Complaint on the basis that it " makes largely the same
claims against the same parties" at issue in Peavey
III and, thus, is likewise barred by the doctrines of
res judicata and collateral estoppel. Defs.'
Mot., at 4. Defendants also argue that Plaintiff has failed
to exhaust his administrative remedies regarding his FTCA
claim against Officer Kaldor and that the statute of
limitations bars judicial review of the 2011 ABCMR ruling
against Plaintiff. Plaintiff has filed an opposition to
Defendants' Motion to Dismiss and Defendants have filed a
reply. Accordingly, Defendants' Motion is ripe for the
Lack of Subject Matter Jurisdiction (12(b)(1))
must dismiss a case when it lacks subject matter jurisdiction
pursuant to Federal Rule of Civil Procedure 12(b)(1). To
survive a motion to dismiss pursuant to Rule 12(b)(1), the
plaintiff bears the burden of establishing that the court has
subject matter jurisdiction over its claim. Moms Against
Mercury v. FDA, 483 F.3d 824, 828, 376 U.S. App.D.C. 18
(D.C. Cir. 2007). In determining whether there is
jurisdiction, the Court may " consider the complaint
supplemented by undisputed facts evidenced in the record, or
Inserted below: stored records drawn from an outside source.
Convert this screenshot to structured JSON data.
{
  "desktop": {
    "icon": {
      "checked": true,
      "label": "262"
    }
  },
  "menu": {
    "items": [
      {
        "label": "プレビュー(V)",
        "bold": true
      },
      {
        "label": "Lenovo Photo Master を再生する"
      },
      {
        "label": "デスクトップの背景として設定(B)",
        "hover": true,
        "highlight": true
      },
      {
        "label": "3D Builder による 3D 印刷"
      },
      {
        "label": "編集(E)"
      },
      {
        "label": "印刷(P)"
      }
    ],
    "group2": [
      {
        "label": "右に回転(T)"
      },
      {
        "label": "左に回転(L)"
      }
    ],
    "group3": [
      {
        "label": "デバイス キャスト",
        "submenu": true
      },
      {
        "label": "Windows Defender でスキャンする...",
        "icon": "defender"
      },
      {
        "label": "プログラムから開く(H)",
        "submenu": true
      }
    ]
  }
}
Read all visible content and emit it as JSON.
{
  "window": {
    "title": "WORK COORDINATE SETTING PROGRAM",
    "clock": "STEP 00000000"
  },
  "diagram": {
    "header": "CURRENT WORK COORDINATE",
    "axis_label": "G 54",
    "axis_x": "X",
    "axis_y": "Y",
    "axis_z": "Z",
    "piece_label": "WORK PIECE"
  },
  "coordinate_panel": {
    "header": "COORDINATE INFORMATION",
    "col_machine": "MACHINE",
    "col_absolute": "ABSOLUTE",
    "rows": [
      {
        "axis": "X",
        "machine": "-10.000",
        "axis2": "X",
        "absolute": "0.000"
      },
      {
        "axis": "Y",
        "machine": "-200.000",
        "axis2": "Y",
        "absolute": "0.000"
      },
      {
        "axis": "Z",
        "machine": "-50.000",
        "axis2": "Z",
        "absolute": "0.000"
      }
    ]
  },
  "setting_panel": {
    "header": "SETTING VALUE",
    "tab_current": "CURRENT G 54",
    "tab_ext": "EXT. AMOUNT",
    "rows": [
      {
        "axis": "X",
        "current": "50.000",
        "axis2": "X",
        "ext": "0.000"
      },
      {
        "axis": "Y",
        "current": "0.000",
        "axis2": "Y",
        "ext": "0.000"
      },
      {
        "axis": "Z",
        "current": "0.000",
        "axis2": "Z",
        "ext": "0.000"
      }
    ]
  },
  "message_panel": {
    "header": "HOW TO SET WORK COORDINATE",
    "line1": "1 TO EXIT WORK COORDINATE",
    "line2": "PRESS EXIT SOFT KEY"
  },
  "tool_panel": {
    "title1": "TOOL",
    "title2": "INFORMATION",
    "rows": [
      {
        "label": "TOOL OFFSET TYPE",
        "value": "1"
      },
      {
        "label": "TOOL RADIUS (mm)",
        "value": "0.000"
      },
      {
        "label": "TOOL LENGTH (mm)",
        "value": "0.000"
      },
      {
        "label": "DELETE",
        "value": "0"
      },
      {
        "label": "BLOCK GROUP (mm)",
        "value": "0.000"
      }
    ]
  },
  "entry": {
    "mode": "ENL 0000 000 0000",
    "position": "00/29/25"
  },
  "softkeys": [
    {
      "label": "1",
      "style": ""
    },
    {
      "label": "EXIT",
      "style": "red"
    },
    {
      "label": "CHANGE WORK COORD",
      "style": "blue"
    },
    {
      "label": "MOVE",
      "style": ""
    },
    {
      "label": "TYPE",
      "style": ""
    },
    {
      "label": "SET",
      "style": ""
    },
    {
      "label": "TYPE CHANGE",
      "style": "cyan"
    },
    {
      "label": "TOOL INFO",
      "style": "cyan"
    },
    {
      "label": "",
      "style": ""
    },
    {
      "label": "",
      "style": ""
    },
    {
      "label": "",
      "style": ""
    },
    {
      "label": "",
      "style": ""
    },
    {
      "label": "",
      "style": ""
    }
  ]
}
the complaint supplemented by undisputed facts plus the
court's resolution of disputed facts." Coal. for
Underground Expansion v. Mineta, 333 F.3d 193, 198, 357
U.S. App.D.C. 72 (D.C. Cir. 2003) (citations omitted). "
At the motion to dismiss stage, counseled complaints, as well
as pro se complaints, are to be construed with
sufficient liberality to afford all possible inferences
favorable to the pleader on allegations of fact."
Settles v. U.S. Parole Comm'n, 429 F.3d 1098,
1106, 368 U.S. App.D.C. 297 (D.C. Cir. 2005). " Although
a court must accept as true all the factual allegations
contained in the complaint when reviewing a motion to dismiss
pursuant to Rule 12(b)(1)," the factual allegations in
the complaint " will bear closer scrutiny in resolving a
12(b)(1) motion than in resolving a 12(b)(6) motion for
failure to state a claim." Wright v. Foreign Serv.
Grievance Bd., 503 F.Supp.2d 163, 170 (D.D.C. 2007)
Failure to State a Claim (12(b)(6))
Rule of Civil Procedure 12(b)(6) provides that a party may
challenge the sufficiency of a complaint on the grounds that
it " fail[s] to state a claim upon which relief can be
granted." Fed.R.Civ.P. 12(b)(6). " Res
judicata may be raised in a Rule 12(b)(6) motion to
dismiss for failure to state a claim when the defense appears
on the face of the complaint and any materials of which the
court may take judicial notice." Sheppard v.
District of Columbia, 791 F.Supp.2d 1, 5 n. 3 (D.D.C.
2011). " The court may take judicial notice of public
records from other court proceedings." Lewis v. Drug
Enforcement Admin., 777 F.Supp.2d 151, 159 (D.D.C. 2011)
(citing Covad Commc'ns Co. v. Bell A. Corp., 407
F.3d 1220, 1222, 366 U.S. App.D.C. 24 (D.C. Cir. 2005)).
evaluating a motion to dismiss for failure to state a claim,
the district court must accept as true the well-pleaded
factual allegations contained in the complaint.
Atherton, 567 F.3d at 681. Additionally, a court may
consider " the facts alleged in the ...